    Working in a library and a lover of books and stories since I was a child this book appealed to my senses in numerous ways. After reading it, I finished it just yesterday on an airplane flight from Virginia to Chicago....I feel like I could read it again and again and never grow tired. I love when authors pass along other authors and reads and books that inspired them. McMurtry does this throughout the entire book, enough so, that the interlibrary loan copy I have from UL Lafayette library has several dog-eared pages so I can go back and look up titles. With that said, I feel that I need to own this book for future reference. This book is for anyone who loves memoir, books, stories, history, Texas, cowboys and cowgirls, reading, and reflection. I am happy to have found it and will head over to Amazon.com for a beat up used copy. This one is a keeper. I hope you enjoy as much as I did.
  • (5/5)
    You forget just how excellent some authors are - I'll be reading more McMurtry soon. With a precise vocabulary to rival anything by George Will or William F Buckley, McMurtry explores his personal experiences with the nature of storytelling and his experiences as a lover of books from both the creative and consumptive side of the industry. Chock full of references to authors and philosophers I am unfamiliar with, this work will seed my reading lists for years to come.
  • (4/5)
    Read this book after reading McMurtry’s memoir Books dealing with the antiquarian book trade. This work covers McMurtry’s life from when his grandparents arrived in the Texas Panhandle to his sixty’s. Both books are solid books and I enjoyed both. Lately, I have been reading more memoirs of writers and other artist. How best to pick up on their activities. Several highlighted passages in this work as in the previous memoir, highly recommended...SLT
  • (5/5)
    Larry McMurtry is one of my favorite living novelists, and this set of reflections on literature, the American West, history and his own life is a book I have been recommending since I first read it a few years back. Rereading it with my book club moved me to order a copy, because this is one of the books I want to have in my library.
  • (4/5)
    This book is about as close a memoir from Larry McMurty as you will likely find. The spans the early years of the McMurtry family and their setteling in the frontier Texas. It's easy to see how McMurtry got the background for all his great western novels. However, just a quickly as he paints a picture of early Texas he moves to his real passion which is buying, selling, collecting and reading books. A fter reading this it's hard to find anyone else that has been so influenced by the written word. McMurtry's knowledge of authors, books and literature is probably unequaled. I am truly amazed at how "well read" McMurtry is. As much as he devotes to how books have influenced his life he gives the reader little else of his personal life. He does open up about his heart problems and how he went through a period where in his words he "couldn't read." If you enjoy reading about what writers like to read and some insight to their libraries then this book is a good read and you should follow it up with his current work titled "Books."

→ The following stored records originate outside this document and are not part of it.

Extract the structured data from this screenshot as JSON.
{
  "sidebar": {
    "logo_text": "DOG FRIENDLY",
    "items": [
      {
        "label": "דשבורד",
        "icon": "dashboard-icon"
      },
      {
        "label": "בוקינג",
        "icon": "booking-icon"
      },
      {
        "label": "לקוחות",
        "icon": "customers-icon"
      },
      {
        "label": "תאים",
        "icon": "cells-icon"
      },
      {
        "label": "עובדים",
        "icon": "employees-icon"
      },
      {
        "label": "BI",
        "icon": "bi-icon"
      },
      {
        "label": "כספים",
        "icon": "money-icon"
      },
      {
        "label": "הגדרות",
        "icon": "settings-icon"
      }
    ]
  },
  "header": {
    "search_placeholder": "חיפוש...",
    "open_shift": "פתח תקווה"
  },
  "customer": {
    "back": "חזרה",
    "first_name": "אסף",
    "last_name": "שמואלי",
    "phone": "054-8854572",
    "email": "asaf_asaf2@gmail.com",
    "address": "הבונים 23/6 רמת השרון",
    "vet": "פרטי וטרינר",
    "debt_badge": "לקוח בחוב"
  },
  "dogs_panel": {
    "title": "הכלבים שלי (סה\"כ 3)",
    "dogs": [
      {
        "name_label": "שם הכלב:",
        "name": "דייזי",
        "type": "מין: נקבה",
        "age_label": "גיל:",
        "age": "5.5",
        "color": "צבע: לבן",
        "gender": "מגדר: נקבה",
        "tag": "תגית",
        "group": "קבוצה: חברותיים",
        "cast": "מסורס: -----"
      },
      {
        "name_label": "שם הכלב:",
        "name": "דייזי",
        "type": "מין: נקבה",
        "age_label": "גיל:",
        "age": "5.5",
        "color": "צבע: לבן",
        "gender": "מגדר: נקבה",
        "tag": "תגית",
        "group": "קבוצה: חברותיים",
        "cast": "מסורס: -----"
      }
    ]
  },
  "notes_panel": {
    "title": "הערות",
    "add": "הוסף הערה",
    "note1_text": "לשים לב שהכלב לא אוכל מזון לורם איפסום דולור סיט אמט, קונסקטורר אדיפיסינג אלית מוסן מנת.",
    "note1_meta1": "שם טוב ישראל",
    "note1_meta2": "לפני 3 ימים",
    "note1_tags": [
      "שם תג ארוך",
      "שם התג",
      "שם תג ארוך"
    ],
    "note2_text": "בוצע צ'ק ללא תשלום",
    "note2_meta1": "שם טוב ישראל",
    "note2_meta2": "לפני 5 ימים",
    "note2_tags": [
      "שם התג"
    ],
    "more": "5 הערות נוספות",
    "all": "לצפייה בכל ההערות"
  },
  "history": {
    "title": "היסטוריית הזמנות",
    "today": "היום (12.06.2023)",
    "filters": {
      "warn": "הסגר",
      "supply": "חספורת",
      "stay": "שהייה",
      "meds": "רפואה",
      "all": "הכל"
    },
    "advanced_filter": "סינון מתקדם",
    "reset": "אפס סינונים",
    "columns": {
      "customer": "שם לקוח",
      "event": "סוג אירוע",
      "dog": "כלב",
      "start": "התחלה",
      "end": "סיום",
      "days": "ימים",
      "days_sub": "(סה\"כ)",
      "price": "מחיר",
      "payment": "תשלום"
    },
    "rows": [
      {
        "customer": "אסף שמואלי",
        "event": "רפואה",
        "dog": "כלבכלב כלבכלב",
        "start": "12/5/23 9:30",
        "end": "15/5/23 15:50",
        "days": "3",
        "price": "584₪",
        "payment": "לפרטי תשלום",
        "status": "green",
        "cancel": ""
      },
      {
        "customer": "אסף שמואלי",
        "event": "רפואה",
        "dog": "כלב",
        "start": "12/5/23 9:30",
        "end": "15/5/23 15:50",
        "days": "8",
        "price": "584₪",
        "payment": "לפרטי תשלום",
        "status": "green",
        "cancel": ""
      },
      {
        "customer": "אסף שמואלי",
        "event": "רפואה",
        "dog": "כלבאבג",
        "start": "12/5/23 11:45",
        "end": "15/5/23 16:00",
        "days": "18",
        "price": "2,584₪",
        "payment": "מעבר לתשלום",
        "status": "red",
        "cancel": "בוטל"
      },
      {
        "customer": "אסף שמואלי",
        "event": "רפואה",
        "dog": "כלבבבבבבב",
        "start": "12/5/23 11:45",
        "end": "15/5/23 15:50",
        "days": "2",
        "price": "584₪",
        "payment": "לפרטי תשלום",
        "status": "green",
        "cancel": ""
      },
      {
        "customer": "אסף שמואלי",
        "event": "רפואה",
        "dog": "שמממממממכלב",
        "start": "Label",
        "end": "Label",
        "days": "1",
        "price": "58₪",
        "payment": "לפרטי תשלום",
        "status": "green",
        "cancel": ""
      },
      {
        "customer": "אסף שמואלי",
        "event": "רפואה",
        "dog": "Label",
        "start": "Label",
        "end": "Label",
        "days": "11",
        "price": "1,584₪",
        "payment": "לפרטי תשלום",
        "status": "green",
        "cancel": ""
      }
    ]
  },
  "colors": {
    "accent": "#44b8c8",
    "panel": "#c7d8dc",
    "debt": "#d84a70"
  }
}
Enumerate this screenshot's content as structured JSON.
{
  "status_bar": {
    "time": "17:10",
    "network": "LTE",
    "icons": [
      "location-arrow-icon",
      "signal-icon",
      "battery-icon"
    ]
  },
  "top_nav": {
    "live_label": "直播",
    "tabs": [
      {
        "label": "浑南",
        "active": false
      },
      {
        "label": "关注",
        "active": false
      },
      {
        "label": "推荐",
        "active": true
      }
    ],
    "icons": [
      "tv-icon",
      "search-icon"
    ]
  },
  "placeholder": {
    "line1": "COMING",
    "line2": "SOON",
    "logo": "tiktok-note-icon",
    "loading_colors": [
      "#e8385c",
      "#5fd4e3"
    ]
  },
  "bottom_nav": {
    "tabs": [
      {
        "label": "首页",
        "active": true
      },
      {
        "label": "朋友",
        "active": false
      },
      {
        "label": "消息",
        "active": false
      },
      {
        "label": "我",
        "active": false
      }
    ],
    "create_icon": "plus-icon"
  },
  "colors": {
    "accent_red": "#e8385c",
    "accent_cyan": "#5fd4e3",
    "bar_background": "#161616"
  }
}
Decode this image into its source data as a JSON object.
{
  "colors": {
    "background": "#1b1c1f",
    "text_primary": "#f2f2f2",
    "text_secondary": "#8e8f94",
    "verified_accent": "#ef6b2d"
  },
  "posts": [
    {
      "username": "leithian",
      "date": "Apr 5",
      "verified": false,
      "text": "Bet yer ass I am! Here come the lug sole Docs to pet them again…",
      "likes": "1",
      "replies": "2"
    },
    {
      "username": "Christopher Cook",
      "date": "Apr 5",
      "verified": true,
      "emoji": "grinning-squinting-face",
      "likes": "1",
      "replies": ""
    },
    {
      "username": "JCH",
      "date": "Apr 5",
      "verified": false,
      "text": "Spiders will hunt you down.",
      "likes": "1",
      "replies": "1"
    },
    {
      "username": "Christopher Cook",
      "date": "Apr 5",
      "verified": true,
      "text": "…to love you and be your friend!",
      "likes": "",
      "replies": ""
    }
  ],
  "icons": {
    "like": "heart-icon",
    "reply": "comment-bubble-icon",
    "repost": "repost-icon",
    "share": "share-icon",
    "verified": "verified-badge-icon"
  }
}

  • (2/5)
    I checked out at the point where he started ranting about how not sharing dinner has ruined family life in America. Please. I was a single mom in the 80s and 90s, and we had dinner together every night. It's like that perennial 'funny' story about how college freshmen mangle history. Been there, read that.